### Supplied data

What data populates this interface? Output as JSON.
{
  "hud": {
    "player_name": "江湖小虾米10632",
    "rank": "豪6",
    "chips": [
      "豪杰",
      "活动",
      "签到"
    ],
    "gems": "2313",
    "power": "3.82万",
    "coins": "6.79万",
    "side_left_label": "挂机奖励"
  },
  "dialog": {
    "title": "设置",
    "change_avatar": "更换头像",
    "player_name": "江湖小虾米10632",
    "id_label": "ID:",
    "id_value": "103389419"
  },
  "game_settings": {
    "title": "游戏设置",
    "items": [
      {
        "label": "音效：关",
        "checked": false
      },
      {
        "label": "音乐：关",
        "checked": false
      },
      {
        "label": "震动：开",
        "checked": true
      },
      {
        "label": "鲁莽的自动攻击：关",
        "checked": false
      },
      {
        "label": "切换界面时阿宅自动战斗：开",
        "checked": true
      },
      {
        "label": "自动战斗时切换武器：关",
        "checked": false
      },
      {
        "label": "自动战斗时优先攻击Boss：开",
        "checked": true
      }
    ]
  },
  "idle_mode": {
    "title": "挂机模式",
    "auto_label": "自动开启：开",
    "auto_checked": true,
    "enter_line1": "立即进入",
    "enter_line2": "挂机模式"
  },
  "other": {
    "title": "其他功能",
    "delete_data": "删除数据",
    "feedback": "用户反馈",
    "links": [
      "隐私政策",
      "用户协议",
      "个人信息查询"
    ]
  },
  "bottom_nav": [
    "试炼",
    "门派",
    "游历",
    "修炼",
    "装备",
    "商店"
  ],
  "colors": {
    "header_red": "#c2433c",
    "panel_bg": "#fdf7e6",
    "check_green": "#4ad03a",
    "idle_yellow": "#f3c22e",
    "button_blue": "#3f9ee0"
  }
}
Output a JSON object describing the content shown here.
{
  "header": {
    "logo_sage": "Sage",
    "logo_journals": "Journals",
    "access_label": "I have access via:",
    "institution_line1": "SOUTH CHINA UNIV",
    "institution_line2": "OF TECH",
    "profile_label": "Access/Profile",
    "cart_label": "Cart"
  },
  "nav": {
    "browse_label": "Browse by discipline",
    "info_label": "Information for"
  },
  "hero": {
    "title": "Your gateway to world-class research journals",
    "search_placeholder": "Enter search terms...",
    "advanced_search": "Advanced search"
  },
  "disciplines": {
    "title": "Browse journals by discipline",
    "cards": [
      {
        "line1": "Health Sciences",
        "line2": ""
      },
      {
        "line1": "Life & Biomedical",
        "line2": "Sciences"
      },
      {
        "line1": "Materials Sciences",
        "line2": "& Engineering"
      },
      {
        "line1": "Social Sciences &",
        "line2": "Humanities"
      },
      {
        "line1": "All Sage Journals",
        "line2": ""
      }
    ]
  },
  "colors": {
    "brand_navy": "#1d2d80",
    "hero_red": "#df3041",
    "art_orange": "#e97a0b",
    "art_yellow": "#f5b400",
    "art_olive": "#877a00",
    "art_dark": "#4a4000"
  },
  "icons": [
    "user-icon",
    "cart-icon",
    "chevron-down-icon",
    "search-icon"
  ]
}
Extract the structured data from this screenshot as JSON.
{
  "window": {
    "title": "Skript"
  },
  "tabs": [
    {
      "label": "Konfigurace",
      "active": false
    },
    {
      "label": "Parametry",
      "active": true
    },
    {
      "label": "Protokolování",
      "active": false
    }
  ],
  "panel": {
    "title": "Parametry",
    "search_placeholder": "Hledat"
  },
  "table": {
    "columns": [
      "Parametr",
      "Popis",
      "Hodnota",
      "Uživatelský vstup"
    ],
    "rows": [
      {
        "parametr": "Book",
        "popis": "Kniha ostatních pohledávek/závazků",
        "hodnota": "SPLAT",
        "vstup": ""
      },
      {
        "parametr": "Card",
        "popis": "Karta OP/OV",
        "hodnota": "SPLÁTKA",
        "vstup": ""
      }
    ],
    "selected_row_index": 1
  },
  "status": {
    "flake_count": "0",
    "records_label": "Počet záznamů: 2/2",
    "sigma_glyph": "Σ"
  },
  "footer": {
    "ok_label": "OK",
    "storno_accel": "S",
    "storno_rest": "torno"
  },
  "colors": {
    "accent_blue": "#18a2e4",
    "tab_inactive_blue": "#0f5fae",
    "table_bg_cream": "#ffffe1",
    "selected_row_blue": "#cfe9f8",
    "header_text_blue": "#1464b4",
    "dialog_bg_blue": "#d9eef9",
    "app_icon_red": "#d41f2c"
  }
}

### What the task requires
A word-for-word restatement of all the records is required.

### Solved problem
What data populates this interface? Output as JSON.
{
  "hud": {
    "player_name": "江湖小虾米10632",
    "rank": "豪6",
    "chips": [
      "豪杰",
      "活动",
      "签到"
    ],
    "gems": "2313",
    "power": "3.82万",
    "coins": "6.79万",
    "side_left_label": "挂机奖励"
  },
  "dialog": {
    "title": "设置",
    "change_avatar": "更换头像",
    "player_name": "江湖小虾米10632",
    "id_label": "ID:",
    "id_value": "103389419"
  },
  "game_settings": {
    "title": "游戏设置",
    "items": [
      {
        "label": "音效：关",
        "checked": false
      },
      {
        "label": "音乐：关",
        "checked": false
      },
      {
        "label": "震动：开",
        "checked": true
      },
      {
        "label": "鲁莽的自动攻击：关",
        "checked": false
      },
      {
        "label": "切换界面时阿宅自动战斗：开",
        "checked": true
      },
      {
        "label": "自动战斗时切换武器：关",
        "checked": false
      },
      {
        "label": "自动战斗时优先攻击Boss：开",
        "checked": true
      }
    ]
  },
  "idle_mode": {
    "title": "挂机模式",
    "auto_label": "自动开启：开",
    "auto_checked": true,
    "enter_line1": "立即进入",
    "enter_line2": "挂机模式"
  },
  "other": {
    "title": "其他功能",
    "delete_data": "删除数据",
    "feedback": "用户反馈",
    "links": [
      "隐私政策",
      "用户协议",
      "个人信息查询"
    ]
  },
  "bottom_nav": [
    "试炼",
    "门派",
    "游历",
    "修炼",
    "装备",
    "商店"
  ],
  "colors": {
    "header_red": "#c2433c",
    "panel_bg": "#fdf7e6",
    "check_green": "#4ad03a",
    "idle_yellow": "#f3c22e",
    "button_blue": "#3f9ee0"
  }
}
Output a JSON object describing the content shown here.
{
  "header": {
    "logo_sage": "Sage",
    "logo_journals": "Journals",
    "access_label": "I have access via:",
    "institution_line1": "SOUTH CHINA UNIV",
    "institution_line2": "OF TECH",
    "profile_label": "Access/Profile",
    "cart_label": "Cart"
  },
  "nav": {
    "browse_label": "Browse by discipline",
    "info_label": "Information for"
  },
  "hero": {
    "title": "Your gateway to world-class research journals",
    "search_placeholder": "Enter search terms...",
    "advanced_search": "Advanced search"
  },
  "disciplines": {
    "title": "Browse journals by discipline",
    "cards": [
      {
        "line1": "Health Sciences",
        "line2": ""
      },
      {
        "line1": "Life & Biomedical",
        "line2": "Sciences"
      },
      {
        "line1": "Materials Sciences",
        "line2": "& Engineering"
      },
      {
        "line1": "Social Sciences &",
        "line2": "Humanities"
      },
      {
        "line1": "All Sage Journals",
        "line2": ""
      }
    ]
  },
  "colors": {
    "brand_navy": "#1d2d80",
    "hero_red": "#df3041",
    "art_orange": "#e97a0b",
    "art_yellow": "#f5b400",
    "art_olive": "#877a00",
    "art_dark": "#4a4000"
  },
  "icons": [
    "user-icon",
    "cart-icon",
    "chevron-down-icon",
    "search-icon"
  ]
}
Extract the structured data from this screenshot as JSON.
{
  "window": {
    "title": "Skript"
  },
  "tabs": [
    {
      "label": "Konfigurace",
      "active": false
    },
    {
      "label": "Parametry",
      "active": true
    },
    {
      "label": "Protokolování",
      "active": false
    }
  ],
  "panel": {
    "title": "Parametry",
    "search_placeholder": "Hledat"
  },
  "table": {
    "columns": [
      "Parametr",
      "Popis",
      "Hodnota",
      "Uživatelský vstup"
    ],
    "rows": [
      {
        "parametr": "Book",
        "popis": "Kniha ostatních pohledávek/závazků",
        "hodnota": "SPLAT",
        "vstup": ""
      },
      {
        "parametr": "Card",
        "popis": "Karta OP/OV",
        "hodnota": "SPLÁTKA",
        "vstup": ""
      }
    ],
    "selected_row_index": 1
  },
  "status": {
    "flake_count": "0",
    "records_label": "Počet záznamů: 2/2",
    "sigma_glyph": "Σ"
  },
  "footer": {
    "ok_label": "OK",
    "storno_accel": "S",
    "storno_rest": "torno"
  },
  "colors": {
    "accent_blue": "#18a2e4",
    "tab_inactive_blue": "#0f5fae",
    "table_bg_cream": "#ffffe1",
    "selected_row_blue": "#cfe9f8",
    "header_text_blue": "#1464b4",
    "dialog_bg_blue": "#d9eef9",
    "app_icon_red": "#d41f2c"
  }
}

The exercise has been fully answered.